Don’t spend your life avoiding what you don’t want. Life’s too short for that. You want to spend it by pursuing what you do want. You will have to fly over some ugly terrain to get to all of the places you’ll want to see, but again, that’s irrelevant if you’re focused on maintaining a positive, healthy attitude.
Accept that there is no such thing as ready, and there is no such thing as your path or the right thing to do. There is only what you do. You represent the little part of the universe that is you. This is how you contribute. You enact yourself. You become. You make the universe bigger by simply being yourself fully and completely.
Your journey will include times where you will abandon control, or when your flying will be near-suicidal. We all do that. The plane-of-life doesn’t come with instructions. But with a bit of luck—and maybe some help from this blog and your friends—you can ensure that you’re being vigilant and aware of the choices you’re making regarding the angle of your attitude.

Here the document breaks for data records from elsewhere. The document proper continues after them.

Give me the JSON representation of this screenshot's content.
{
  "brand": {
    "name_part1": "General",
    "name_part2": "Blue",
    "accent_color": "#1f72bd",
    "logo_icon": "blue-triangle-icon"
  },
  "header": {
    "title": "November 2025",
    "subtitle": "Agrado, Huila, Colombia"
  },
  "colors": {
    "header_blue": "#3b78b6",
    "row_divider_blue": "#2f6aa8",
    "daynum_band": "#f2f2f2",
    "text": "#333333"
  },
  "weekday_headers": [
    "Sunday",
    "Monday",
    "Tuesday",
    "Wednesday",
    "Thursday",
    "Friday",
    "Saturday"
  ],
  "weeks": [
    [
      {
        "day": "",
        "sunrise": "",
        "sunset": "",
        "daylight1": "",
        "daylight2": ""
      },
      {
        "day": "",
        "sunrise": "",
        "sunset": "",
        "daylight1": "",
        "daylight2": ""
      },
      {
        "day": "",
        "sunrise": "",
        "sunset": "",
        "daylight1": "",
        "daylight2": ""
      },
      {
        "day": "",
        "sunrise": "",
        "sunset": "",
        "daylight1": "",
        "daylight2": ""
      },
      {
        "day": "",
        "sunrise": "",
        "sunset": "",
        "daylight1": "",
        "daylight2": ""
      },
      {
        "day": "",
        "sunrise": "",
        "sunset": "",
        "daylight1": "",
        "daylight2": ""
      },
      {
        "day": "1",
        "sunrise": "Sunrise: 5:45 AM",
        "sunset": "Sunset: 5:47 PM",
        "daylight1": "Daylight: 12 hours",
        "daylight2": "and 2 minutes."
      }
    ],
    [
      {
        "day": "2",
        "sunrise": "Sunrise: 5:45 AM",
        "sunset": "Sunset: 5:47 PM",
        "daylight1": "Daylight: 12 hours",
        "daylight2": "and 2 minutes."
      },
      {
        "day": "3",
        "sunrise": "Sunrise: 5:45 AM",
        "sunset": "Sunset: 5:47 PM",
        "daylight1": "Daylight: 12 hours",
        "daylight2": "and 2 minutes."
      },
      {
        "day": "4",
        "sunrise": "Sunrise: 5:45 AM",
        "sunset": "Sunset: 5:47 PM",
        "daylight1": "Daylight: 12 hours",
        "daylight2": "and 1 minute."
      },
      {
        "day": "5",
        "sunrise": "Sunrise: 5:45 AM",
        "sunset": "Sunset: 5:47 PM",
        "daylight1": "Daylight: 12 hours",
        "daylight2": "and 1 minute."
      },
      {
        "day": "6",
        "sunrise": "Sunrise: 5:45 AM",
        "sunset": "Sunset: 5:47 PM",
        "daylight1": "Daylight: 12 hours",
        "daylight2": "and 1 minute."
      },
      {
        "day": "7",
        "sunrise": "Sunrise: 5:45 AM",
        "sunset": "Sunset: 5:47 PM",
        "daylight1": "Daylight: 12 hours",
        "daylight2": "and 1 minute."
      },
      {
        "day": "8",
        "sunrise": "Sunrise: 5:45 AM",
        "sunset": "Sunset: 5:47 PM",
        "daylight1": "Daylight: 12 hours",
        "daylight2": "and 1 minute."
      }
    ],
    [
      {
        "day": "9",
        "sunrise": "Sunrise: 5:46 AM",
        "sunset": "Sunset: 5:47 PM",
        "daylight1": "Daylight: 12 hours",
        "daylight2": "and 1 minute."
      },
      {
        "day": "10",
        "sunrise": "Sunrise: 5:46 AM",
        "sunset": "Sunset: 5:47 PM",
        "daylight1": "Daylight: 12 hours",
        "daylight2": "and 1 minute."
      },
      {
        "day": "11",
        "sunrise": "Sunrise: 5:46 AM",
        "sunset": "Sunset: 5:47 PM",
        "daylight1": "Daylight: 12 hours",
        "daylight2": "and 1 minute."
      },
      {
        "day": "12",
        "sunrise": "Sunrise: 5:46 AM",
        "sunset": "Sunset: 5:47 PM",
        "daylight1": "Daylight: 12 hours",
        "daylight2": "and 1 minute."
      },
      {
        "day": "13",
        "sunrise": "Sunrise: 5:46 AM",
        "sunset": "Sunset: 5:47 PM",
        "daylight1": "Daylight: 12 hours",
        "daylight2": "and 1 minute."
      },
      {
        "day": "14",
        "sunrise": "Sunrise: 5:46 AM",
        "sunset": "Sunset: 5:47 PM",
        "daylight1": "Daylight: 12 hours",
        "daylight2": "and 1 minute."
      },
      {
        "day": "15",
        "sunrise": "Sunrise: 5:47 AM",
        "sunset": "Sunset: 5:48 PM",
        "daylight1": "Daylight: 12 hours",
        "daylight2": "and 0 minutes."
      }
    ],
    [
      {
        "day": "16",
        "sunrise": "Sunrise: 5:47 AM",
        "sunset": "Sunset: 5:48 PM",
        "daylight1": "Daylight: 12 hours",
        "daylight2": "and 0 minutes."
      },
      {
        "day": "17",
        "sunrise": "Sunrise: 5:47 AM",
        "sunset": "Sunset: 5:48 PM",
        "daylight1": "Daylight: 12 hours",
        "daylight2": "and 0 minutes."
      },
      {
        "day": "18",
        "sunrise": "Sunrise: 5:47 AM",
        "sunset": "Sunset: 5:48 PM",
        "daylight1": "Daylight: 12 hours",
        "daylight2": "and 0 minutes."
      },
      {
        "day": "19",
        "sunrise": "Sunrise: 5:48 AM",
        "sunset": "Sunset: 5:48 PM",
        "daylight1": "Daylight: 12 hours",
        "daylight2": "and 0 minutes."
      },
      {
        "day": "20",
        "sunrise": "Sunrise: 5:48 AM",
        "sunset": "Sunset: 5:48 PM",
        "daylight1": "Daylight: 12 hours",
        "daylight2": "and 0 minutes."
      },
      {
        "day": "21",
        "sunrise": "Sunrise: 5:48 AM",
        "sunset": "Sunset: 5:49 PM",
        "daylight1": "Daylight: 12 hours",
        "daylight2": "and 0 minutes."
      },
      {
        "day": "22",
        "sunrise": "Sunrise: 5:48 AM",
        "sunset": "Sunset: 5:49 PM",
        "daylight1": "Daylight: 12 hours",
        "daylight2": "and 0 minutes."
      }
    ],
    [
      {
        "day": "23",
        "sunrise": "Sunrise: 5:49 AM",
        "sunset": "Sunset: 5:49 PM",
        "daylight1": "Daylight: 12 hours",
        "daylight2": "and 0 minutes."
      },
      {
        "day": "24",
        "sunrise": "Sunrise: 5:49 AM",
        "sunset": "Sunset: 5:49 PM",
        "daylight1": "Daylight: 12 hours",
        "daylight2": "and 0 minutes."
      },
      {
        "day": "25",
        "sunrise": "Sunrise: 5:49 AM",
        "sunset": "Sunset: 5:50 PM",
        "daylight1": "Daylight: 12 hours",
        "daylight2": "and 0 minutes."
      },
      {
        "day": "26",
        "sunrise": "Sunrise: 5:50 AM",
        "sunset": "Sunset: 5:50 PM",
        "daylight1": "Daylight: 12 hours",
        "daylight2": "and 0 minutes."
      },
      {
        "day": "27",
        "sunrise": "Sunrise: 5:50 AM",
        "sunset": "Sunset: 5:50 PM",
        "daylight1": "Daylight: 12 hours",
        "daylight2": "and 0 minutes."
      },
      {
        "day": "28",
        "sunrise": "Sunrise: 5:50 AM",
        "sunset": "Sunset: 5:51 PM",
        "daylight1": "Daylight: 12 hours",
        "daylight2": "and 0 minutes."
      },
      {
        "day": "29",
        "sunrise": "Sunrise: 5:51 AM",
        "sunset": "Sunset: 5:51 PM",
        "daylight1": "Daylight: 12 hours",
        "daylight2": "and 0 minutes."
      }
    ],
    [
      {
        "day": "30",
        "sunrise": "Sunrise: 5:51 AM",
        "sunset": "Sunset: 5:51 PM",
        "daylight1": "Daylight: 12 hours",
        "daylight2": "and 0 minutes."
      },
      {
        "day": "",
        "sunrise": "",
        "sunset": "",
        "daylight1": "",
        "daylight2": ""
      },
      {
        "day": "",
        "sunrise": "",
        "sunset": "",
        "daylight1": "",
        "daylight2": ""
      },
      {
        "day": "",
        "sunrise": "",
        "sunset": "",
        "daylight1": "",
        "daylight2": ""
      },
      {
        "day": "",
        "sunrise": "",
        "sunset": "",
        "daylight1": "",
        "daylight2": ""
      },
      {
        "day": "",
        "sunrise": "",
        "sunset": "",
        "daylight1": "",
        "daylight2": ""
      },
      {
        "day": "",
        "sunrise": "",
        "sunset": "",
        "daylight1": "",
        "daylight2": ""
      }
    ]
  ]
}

And that, in the end, is really all you need.
Have a great trip!
Scott McPherson is an Edmonton-based writer, public speaker, and mindfulness facilitator who works with individuals, companies and non-profit organizations locally and around the world.
Following a serious childhood brain injury Scott McPherson unwittingly spent his entire life meditating on the concepts of thought, consciousness, reality and the self. This made him as strange to others as they were to him. Seeing the self-harm people created with their own overthinking, Scott dedicated part of his life to helping others live with greater awareness. He is currently a writer, speaker and mindfulness instructor based in Edmonton, AB, where he finds it strange to write about himself in the third person.